The House of Representatives approved a bill that would help train over 200 service dogs for veterans. It is now pending in the Senate.
Service dog
Posted at 11:44 AM, Jul 03, 2024

In a small town on Maryland's eastern shore, Paul Sullivan and his wife Veronica are raising four boys. She is a teacher. He's now a stay-at-home dad.

Previously, Sullivan served six years in the Marines, including a tour in Iraq in 2005. After an honorable discharge, he went into law enforcement, but integrating into civilian life was challenging.

"Even if you try to speak about it, some things you talk about, you know, it wasn't dinner conversation. That wasn't something that anybody wanted to hear when you came home at night. And so for a long time, I just kept it inside," Sullivan explained. "It just became too big for me to handle on my own. And that's where Sal comes in."

Sal is a 5-year-old black Labrador who was trained by America's VetDogs. The organization trains service and guide dogs for veterans and first responders in need. While in the waiting room at the VA, Sullivan overheard someone else talking about the NHL's Washington Capitals' first puppy with a purpose, Captain. Sullivan spoke with his provider about whether a dog could help him, and then he applied for a service dog. Over a year later, he was paired with Sal.

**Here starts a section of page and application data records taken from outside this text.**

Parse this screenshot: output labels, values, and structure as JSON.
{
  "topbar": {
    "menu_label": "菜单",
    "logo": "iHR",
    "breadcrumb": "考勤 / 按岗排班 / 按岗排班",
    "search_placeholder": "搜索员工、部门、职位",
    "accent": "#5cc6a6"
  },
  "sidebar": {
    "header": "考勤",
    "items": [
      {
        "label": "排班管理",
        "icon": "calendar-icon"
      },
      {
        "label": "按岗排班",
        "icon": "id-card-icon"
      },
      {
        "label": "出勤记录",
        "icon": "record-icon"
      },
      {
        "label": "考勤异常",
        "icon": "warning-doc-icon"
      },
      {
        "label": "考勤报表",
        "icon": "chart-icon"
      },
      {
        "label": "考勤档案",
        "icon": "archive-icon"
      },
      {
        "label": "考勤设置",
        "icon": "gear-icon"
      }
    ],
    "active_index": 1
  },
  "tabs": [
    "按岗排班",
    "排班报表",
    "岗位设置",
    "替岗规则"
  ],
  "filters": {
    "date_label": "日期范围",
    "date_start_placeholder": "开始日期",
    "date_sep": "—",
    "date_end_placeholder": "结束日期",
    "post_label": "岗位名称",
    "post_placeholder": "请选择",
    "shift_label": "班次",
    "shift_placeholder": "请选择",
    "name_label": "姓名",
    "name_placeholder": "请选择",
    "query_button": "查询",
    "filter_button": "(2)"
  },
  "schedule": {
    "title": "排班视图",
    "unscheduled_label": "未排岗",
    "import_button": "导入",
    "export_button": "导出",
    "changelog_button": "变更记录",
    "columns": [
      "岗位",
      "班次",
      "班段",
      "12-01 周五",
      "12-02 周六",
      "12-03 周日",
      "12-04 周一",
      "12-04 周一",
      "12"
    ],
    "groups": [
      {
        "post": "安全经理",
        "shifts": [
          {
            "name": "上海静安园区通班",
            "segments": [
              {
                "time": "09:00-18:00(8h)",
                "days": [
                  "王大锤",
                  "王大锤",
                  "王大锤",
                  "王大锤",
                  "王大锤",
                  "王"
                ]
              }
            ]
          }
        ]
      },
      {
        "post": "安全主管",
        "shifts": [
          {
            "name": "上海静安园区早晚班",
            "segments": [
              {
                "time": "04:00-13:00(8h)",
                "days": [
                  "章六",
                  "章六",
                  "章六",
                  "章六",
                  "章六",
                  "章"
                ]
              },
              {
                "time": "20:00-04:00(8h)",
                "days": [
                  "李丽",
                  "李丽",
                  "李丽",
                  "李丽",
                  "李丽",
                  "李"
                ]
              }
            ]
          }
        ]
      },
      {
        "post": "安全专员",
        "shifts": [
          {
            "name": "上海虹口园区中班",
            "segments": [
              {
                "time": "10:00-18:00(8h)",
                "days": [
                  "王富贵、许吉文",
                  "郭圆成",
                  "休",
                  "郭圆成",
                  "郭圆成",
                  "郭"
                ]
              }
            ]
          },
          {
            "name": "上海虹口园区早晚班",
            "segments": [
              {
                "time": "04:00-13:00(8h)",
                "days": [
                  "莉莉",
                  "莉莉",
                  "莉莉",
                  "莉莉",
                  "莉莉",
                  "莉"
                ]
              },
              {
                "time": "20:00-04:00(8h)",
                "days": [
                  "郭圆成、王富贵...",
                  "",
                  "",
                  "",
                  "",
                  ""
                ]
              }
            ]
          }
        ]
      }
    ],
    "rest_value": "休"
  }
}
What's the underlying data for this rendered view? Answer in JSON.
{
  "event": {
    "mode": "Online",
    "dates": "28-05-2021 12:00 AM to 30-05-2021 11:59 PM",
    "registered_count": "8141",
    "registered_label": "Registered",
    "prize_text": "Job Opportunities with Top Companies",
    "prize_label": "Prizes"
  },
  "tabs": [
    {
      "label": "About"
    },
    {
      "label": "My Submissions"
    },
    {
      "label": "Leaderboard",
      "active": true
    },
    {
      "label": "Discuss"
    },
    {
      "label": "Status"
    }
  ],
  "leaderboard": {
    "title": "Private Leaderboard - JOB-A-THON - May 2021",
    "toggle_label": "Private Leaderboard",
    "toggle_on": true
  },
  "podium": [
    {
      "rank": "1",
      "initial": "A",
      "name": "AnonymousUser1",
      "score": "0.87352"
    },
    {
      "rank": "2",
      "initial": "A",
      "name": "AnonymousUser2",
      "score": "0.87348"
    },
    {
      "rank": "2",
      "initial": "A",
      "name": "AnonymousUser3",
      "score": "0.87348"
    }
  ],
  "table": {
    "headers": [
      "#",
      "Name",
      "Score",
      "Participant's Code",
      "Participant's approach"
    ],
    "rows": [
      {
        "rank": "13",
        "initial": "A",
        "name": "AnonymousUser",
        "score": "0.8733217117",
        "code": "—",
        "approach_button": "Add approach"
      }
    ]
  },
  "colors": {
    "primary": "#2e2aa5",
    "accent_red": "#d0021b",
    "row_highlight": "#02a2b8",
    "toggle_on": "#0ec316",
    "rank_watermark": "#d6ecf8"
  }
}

Sullivan has anxiety, depression and post-traumatic stress disorder, but Sal has completely changed his life. Sullivan used to suffer from night terrors multiple times a week, leaving him habitually tired. Sal is trained to interrupt Sullivan's nightmare and nudge him awake. "With Sal, it's really helped, not just with the nightmare interruption, but they're spread out. It's few and far between. I think there's just this comfort level of knowing that he's there that has definitely been helpful," he said.

Veronica says Sal is Sullivan's "dreamcatcher," and with the 5-year-old black Lab by their side, the Sullivans are able to go out more as a family.

"He used to be afraid to fly, and [now] we fly all the time. Now we're always going places, taking the kids to hockey games, to baseball games, lots of different stuff," she said.

Being out in public now, Sullivan says he can focus on Sal and the kids, which helps keep his mind off any potential threats he would perceive.

Sullivan is so passionate about Sal's impact on his life that he's lobbying Congress to try to pay it forward. He's taken a handful of trips to Capitol Hill to meet with lawmakers and advocate for the Working Dog Commemorative Coin Act. The bill would prompt the Treasury Department to mint commemorative coins, and the surcharges from the coin sales would serve as a fundraiser. The House approved the bill in May, and it is now pending in the Senate. If the bill were passed and all the coins were to sell out, America's VetDogs would raise $10.5 million. That's enough money to train 210 service dogs like Sal.

"I think that if you ask any of the veterans or first responders that have received a dog from America's VetDogs, they'll tell you that they don't feel deserving. Like there's somebody else that's worse. No matter what it is, there's somebody else that has a worse problem than you, and they deserve a dog," Sullivan said.

America's VetDogs has placed more than 1,000 service dogs since 2003. Beyond the fundraising, the organization hopes the coin sales would help educate the public about the important role service dogs play in the lives of veterans and their families.